The aggadah extends the use of the lot to many instances of biblical history. The fact that although Eldad and Medad were "of them that were recorded" but they remained in the camp (Num. 11:26) is explained by stating that Moses chose the 70 elders mentioned in the context by placing 72 slips in an urn; on 70 of them the word "elder" was written, while two were blank, and six were selected from each tribe (Sanh. 17a). A similar lot was drawn to select the 22,000 firstborn (ibid.). The Midrash also adds that Jacob's sons drew lots to decide who was to bring the bloodstained coat of Joseph to Jacob (Gen. R. 84:8). Details are given of the manner in which the territory of Israel was divided among the tribes (bb 122a), and that brothers can divide by lot an estate bequeathed to them is laid down as the law (bb 106b).

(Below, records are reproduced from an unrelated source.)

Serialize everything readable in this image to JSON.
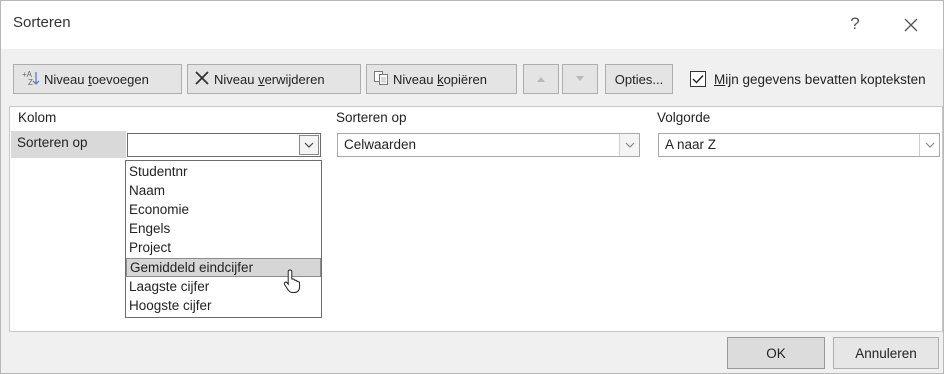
{
  "dialog": {
    "title": "Sorteren",
    "help_label": "?"
  },
  "toolbar": {
    "add_level": {
      "pre": "Niveau ",
      "key": "t",
      "post": "oevoegen"
    },
    "delete_level": {
      "pre": "Niveau ",
      "key": "v",
      "post": "erwijderen"
    },
    "copy_level": {
      "pre": "Niveau ",
      "key": "k",
      "post": "opiëren"
    },
    "options_label": "Opties...",
    "header_checkbox": {
      "key": "M",
      "post": "ijn gegevens bevatten kopteksten",
      "checked": true
    }
  },
  "grid": {
    "headers": {
      "column": "Kolom",
      "sort_on": "Sorteren op",
      "order": "Volgorde"
    },
    "rows": [
      {
        "label": "Sorteren op",
        "column_value": "",
        "sort_on_value": "Celwaarden",
        "order_value": "A naar Z"
      }
    ]
  },
  "dropdown": {
    "items": [
      "Studentnr",
      "Naam",
      "Economie",
      "Engels",
      "Project",
      "Gemiddeld eindcijfer",
      "Laagste cijfer",
      "Hoogste cijfer"
    ],
    "highlighted": "Gemiddeld eindcijfer"
  },
  "footer": {
    "ok_label": "OK",
    "cancel_label": "Annuleren"
  }
}
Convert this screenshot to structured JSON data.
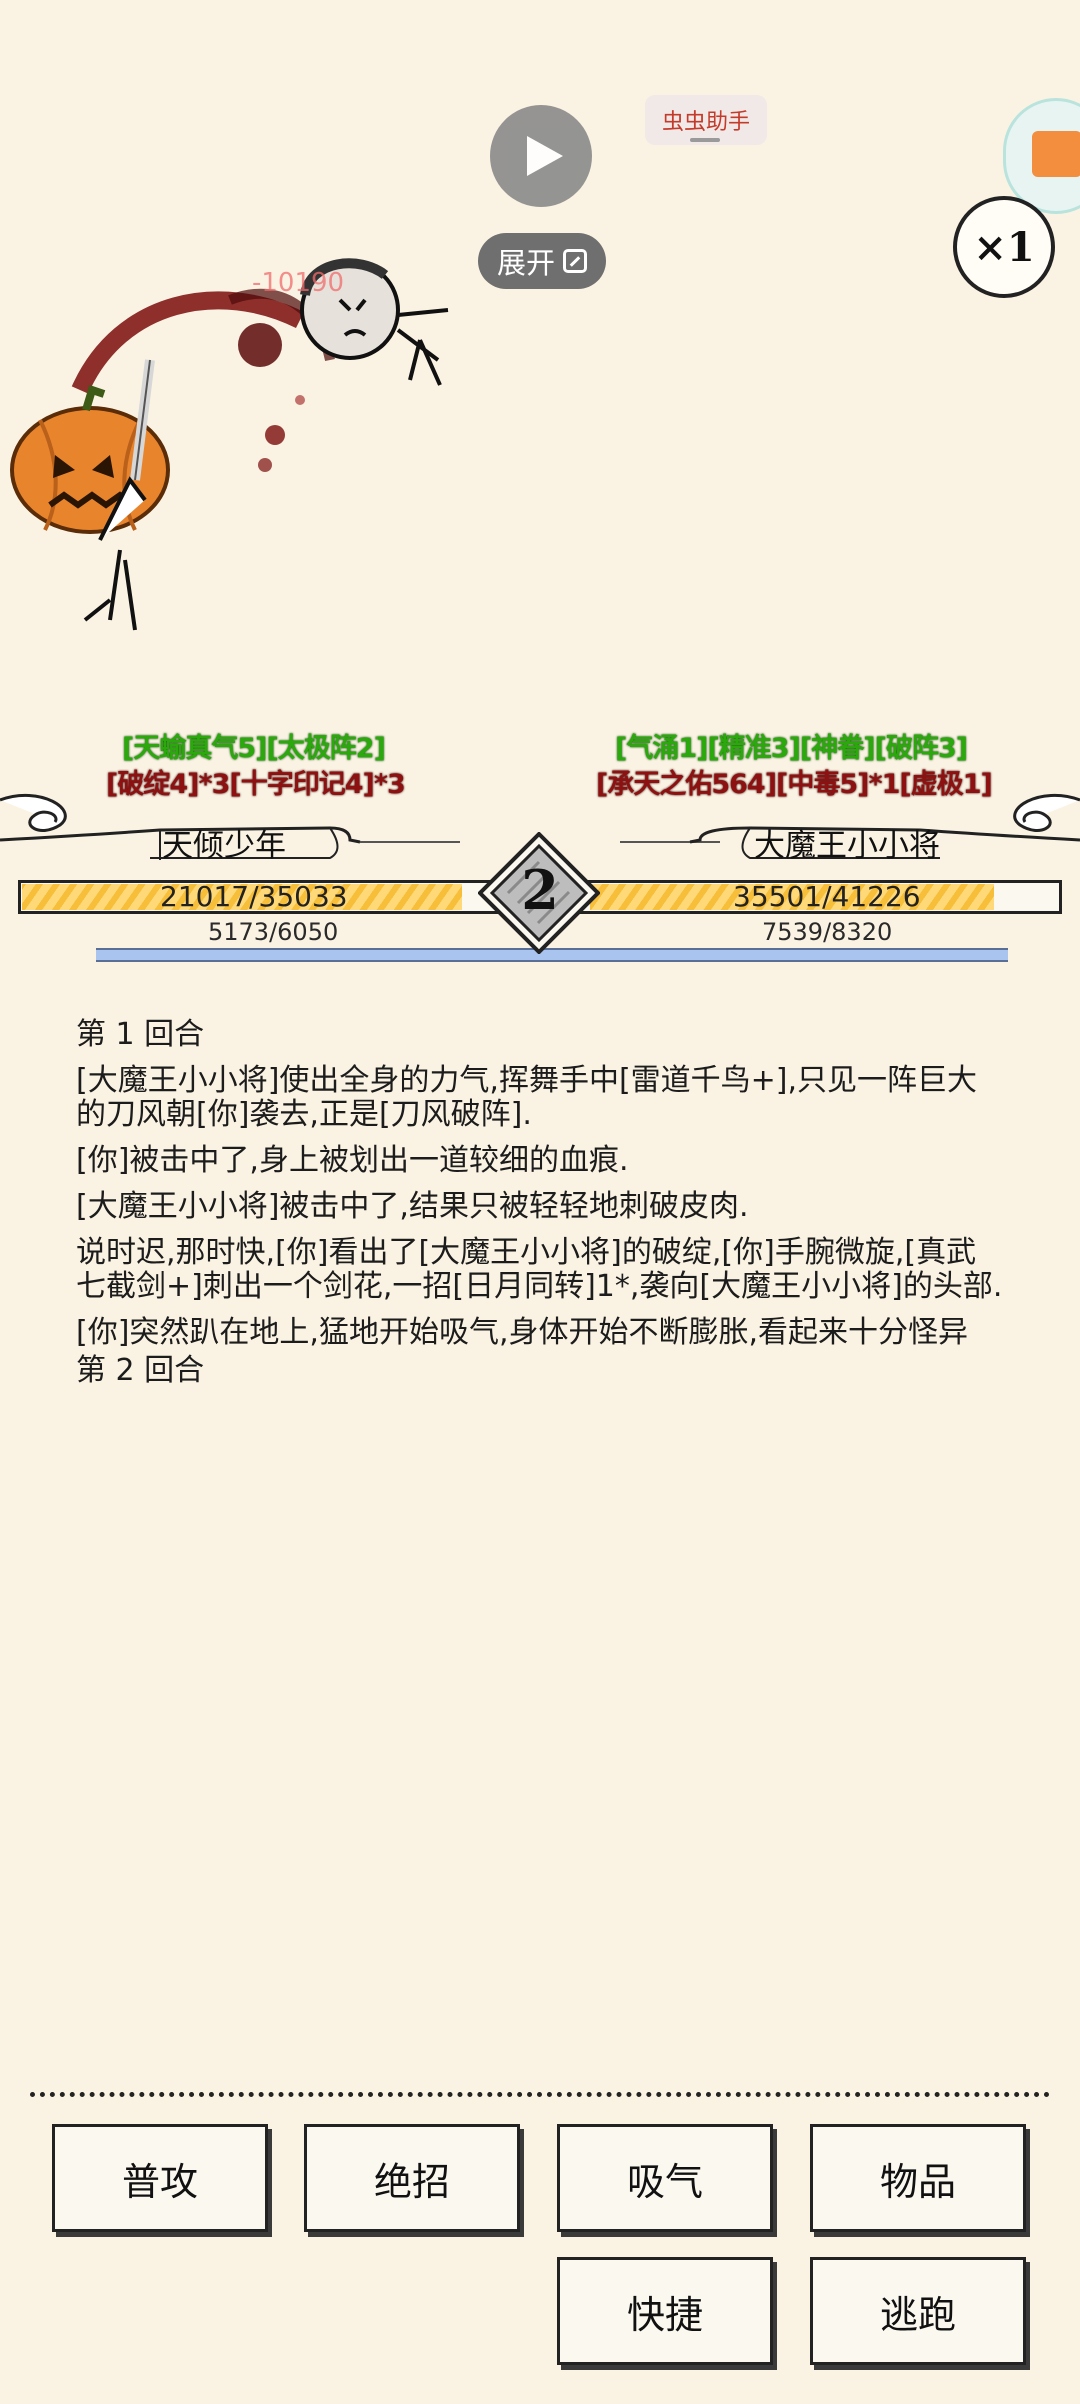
{
  "overlay": {
    "expand_label": "展开",
    "assistant_label": "虫虫助手",
    "speed_label": "×1"
  },
  "battle": {
    "damage_popup": "-10190",
    "round": "2",
    "player": {
      "name": "天倾少年",
      "buffs_positive": "[天蝓真气5][太极阵2]",
      "buffs_negative": "[破绽4]*3[十字印记4]*3",
      "hp": "21017/35033",
      "hp_fraction": 0.6,
      "mp": "5173/6050"
    },
    "enemy": {
      "name": "大魔王小小将",
      "buffs_positive": "[气涌1][精准3][神眷][破阵3]",
      "buffs_negative": "[承天之佑564][中毒5]*1[虚极1]",
      "hp": "35501/41226",
      "hp_fraction": 0.86,
      "mp": "7539/8320"
    }
  },
  "log": [
    "第 1 回合",
    "[大魔王小小将]使出全身的力气,挥舞手中[雷道千鸟+],只见一阵巨大的刀风朝[你]袭去,正是[刀风破阵].",
    "[你]被击中了,身上被划出一道较细的血痕.",
    "[大魔王小小将]被击中了,结果只被轻轻地刺破皮肉.",
    "说时迟,那时快,[你]看出了[大魔王小小将]的破绽,[你]手腕微旋,[真武七截剑+]刺出一个剑花,一招[日月同转]1*,袭向[大魔王小小将]的头部.",
    "[你]突然趴在地上,猛地开始吸气,身体开始不断膨胀,看起来十分怪异",
    "第 2 回合"
  ],
  "actions": {
    "attack": "普攻",
    "ultimate": "绝招",
    "breathe": "吸气",
    "items": "物品",
    "quick": "快捷",
    "flee": "逃跑"
  }
}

[Louis Isaac Rabinowitz /
Stephen Pfann (2nd ed.)]
According to Jewish thought a decision arrived at by lot is not regarded as the result of blind choice. Only once is an objection taken to deciding matters by lot and, peculiarly enough, it has been included in the Shulḥan Arukh. The tosafists apparently had a reading to the Sifrei Deuteronomy 18:13: "From what do we learn that it is forbidden to enquire by casting lots? Since the Bible says Thou shalt be wholehearted with the Lord thy God" (see Tos. Shab. 156a). The statement does not occur in the present editions of the Sifrei, which give an entirely different deduction from this verse (in Pes. 113b the doctrine that "one should not enquire of the Chaldeans" is deduced from this verse, a reading which is supported by the context in which it occurs). Either the tosafot had a different reading, or, as appears probable, the deduction is based upon I Samuel 14:41, where the word tammim ("wholehearted" in Deut. 18:13) is taken to mean "lots" (see 14:42). Whatever the case may be, this statement has been incorporated in the Shulhan Arukh (yd 179:1) in the laws against witchcraft. It is, however, an isolated statement; a tolerant and even positive view has been taken throughout the ages with regard to lotteries (but see *Gambling). A possible reflection of this is seen in the fact that although games of chance and gambling are not permitted in the State of Israel, the National Lottery is sponsored by the government and the proceeds of the weekly Mifal ha-Payis (payis is the talmudic word for lottery) are designated for hospitals and schools.
[Louis Isaac Rabinowitz]
S. Bergheim, in: pefqs (1894), 194; A. Bea, in: Biblica, 21 (1940), 198–9; (cad i/j), 198–202, s.v.isqu; A.L. Oppenheim, Ancient Mesopotamia (1964), 99–100; Y. Yadin, Masada (1966), 201. add. bibliography: W. Hallo, in: ba, 46 (1983), 19–26, with illustrations of lots; W. Horowitz and V. Hurowitz, in: janes, 21 (1992), 95–115; A. Kitz, in: jbl, 116 (1997), 401–10; A Berlin, jps Torah Commentary Esther (2001), 38. second temple period: S. Pfann, "The Essene Yearly Renewal Ceremony and the Baptism of Repentance," in: Proceedings of the Provo Conference on the Dead Sea Scrolls, July 1996 (1998), 351–52; E. Tov with S. Pfann, The Dead Sea Scrolls on Microfiche: A Comprehensive Facsimile Edition of the Texts from the Judean Desert, (19952). See pam 40.236 (fiche 4), 42.682 (fiche 55), and 42.869 (fiche 59).